Asian property market experiences mixed impact of geopolitical tensions amid persistent low interest rates and e-commerce expansion
• Tokyo remains Asia’s top investment market for office assets
• China’s markets in recovery mode in Q4 with significant transaction growth recorded in Shanghai and Beijing
• Ongoing citywide protests and US-China trade war worries drag down commercial asset transactions in Hong Kong
China saw a revival despite tight liquidity conditions and the absence of fresh government measures in the fourth quarter. In Shanghai and Beijing, transactions involving a range of sub-markets in the cities’ outskirts dominated.
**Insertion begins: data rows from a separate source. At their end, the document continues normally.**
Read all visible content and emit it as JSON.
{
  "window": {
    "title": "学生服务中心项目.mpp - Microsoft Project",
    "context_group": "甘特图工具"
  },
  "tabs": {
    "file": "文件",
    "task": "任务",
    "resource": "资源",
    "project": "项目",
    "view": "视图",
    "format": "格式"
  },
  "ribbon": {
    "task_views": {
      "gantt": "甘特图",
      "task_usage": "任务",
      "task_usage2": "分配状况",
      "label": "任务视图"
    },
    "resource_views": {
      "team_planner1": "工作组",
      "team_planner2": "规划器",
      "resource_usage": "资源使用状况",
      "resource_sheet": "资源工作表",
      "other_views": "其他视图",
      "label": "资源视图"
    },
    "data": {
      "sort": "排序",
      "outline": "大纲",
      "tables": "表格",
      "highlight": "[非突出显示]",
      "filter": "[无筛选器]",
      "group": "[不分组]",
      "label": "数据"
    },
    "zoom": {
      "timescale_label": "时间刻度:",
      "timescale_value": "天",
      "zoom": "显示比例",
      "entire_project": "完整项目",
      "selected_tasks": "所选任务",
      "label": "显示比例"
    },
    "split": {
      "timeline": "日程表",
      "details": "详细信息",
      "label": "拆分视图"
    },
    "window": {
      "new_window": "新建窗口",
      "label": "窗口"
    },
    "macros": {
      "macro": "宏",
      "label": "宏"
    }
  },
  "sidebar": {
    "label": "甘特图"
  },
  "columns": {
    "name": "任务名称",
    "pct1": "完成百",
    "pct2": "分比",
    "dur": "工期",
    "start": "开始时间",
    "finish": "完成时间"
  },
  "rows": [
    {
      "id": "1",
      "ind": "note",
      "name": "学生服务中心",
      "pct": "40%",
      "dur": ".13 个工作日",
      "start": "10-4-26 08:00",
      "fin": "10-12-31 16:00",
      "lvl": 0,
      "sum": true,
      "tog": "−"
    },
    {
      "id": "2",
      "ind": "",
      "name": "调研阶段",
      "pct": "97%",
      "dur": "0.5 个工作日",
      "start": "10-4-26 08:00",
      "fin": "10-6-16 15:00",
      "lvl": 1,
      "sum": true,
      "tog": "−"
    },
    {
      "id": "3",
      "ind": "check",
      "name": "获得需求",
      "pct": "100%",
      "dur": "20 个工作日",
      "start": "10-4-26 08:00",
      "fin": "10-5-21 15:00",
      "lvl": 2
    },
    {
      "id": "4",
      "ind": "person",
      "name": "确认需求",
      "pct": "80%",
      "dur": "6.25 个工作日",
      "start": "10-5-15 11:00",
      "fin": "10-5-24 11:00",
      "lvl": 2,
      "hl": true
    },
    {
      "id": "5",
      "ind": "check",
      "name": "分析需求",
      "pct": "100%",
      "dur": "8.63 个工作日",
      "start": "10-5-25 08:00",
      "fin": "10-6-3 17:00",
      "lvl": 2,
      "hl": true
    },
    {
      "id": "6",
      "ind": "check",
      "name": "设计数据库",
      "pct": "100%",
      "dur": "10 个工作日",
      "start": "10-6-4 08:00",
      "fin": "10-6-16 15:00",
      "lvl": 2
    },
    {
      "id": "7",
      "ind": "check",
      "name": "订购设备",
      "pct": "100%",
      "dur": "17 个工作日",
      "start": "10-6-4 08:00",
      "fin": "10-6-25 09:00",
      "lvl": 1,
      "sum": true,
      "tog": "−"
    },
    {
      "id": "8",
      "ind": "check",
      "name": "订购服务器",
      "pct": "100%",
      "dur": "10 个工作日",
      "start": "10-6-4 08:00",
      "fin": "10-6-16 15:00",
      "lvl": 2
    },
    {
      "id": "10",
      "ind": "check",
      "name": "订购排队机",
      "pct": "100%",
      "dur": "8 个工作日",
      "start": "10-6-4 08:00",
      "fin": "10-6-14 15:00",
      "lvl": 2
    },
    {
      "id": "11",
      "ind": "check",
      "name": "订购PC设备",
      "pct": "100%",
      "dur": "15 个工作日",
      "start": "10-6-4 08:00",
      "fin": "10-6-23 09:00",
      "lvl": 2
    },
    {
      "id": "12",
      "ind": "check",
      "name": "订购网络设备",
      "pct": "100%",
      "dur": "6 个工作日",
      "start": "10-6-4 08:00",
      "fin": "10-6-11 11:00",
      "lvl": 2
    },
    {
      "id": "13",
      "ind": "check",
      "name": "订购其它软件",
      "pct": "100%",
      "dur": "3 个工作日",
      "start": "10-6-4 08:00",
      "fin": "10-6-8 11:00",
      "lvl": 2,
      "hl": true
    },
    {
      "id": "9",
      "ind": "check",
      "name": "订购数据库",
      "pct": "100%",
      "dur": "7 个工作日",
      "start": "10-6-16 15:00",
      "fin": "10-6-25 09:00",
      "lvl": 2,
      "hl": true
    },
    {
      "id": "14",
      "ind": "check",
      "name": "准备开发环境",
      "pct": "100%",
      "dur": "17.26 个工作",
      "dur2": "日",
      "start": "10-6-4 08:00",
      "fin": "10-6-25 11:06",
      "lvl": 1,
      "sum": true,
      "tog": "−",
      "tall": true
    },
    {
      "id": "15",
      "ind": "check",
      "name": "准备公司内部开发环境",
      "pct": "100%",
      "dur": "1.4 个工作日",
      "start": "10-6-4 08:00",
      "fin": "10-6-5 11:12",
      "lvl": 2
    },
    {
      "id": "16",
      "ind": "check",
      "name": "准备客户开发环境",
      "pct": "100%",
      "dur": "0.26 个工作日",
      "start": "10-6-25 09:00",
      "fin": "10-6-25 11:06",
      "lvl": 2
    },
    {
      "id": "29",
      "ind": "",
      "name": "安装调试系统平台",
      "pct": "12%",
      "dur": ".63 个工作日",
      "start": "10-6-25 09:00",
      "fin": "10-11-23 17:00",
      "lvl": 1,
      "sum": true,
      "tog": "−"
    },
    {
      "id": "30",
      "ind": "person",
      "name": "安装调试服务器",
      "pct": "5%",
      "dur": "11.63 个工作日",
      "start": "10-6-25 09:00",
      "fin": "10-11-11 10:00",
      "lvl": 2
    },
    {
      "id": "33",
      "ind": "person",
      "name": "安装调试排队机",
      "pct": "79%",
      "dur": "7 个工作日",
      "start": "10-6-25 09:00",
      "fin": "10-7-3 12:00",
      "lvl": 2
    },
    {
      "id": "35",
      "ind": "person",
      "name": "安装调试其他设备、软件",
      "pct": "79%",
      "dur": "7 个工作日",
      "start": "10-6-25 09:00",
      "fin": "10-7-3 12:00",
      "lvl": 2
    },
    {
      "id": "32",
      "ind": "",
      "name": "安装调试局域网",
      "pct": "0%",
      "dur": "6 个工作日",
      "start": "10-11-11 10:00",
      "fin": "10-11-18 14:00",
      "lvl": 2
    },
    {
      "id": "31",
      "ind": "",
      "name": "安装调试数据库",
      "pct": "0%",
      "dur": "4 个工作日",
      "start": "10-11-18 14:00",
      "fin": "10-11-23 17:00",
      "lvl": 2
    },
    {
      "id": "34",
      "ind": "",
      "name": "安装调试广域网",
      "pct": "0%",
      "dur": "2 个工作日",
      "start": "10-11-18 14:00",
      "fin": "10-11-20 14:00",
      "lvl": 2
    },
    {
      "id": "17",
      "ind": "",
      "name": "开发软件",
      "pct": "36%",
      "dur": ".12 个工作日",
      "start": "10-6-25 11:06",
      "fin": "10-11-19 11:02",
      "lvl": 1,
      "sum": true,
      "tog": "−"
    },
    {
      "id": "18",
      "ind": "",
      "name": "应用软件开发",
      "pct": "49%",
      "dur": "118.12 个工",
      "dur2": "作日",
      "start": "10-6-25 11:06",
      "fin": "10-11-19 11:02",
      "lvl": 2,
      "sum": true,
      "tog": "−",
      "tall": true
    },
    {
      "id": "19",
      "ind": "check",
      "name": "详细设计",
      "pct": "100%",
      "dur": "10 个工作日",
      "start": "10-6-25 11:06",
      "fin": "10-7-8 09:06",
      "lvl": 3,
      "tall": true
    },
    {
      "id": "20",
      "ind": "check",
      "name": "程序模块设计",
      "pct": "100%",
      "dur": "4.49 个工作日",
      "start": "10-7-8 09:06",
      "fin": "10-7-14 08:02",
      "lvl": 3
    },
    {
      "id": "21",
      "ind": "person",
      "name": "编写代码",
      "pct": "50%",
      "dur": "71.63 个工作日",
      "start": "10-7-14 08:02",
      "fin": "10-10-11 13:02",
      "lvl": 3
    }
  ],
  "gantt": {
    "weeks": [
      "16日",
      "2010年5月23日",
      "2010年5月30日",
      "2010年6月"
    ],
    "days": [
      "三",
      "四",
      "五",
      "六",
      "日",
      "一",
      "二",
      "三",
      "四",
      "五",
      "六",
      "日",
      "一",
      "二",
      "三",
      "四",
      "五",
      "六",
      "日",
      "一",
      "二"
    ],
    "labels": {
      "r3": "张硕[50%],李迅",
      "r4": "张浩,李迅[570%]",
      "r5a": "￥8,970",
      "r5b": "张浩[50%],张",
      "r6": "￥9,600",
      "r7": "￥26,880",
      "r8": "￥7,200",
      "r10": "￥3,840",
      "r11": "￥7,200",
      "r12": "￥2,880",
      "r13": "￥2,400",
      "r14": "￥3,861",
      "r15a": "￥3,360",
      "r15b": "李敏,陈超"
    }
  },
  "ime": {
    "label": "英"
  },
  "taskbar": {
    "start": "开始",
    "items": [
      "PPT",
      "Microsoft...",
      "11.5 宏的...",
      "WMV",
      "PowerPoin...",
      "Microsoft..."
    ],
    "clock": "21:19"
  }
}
In the country’s south, the search for lower-cost, higher-yield options fed a growing interest for commercial properties, including offices and industrial parks, in Guangzhou and Shenzhen.
Despite the lingering effects of the trade dispute with South Korea and the US-China trade war, Tokyo stands out as Asia’s top investment market. Office assets in the capital city remained the top pick thanks to falling vacancy rates and rising rents. The prime retail and hotel segments also recorded a solid performance, aided by tourist arrivals. In 2020 and beyond, smaller residential units could garner attention in the Greater Tokyo area.
E-commerce sector boosts South Korea
Low interest rates and ample liquidity helped drive deals in South Korea’s property market, where total transaction volumes for the year (USD9.6 billion) nearly matched 2018 levels. Investor activity was concentrated in prime office assets and the logistics segment as a thriving e-commerce sector contributed to healthy demand.
Singapore registered a handful of significant transactions across the industrial, office and hotel segments while the residential market was subdued. The hotel sector, in particular, continued to pull in investors given the city-state’s appeal to leisure travellers and the MICE (meetings, incentives, conferences and exhibitions) industry. The outlook remains positive going into 2020, aided by favourable interest rates and capital allocation trends.
The combination of widespread social unrest and the fallout from the US-China trade conflict spurred a slowdown in Hong Kong’s real estate transactions. But although these issues have dampened rental and capital value growth, the city’s status as the region’s preeminent business hub means investors willing to take the near-term risk and adopt a value-add strategy can benefit when the market eventually bounces back.
– End –
For further information, please contact:
Asia Marketing Communications
Phone: +65 6531 8667
About Colliers International
Colliers International (NASDAQ, TSX: CIGI) is a leading global real estate services and investment management company. With operations in 68 countries, our 14,000 enterprising people work collaboratively to provide expert advice and services to maximize the value of property for real estate occupiers, owners and investors. For more than 20 years, our experienced leadership team, owning approximately 40% of our equity, have delivered industry-leading investment returns for shareholders. In 2018, corporate revenues were $2.8 billion ($3.3 billion including affiliates), with more than $26 billion of assets under management. Learn more about how we accelerate success at corporate.colliers.com, Colliers.com or follow us on LinkedIn.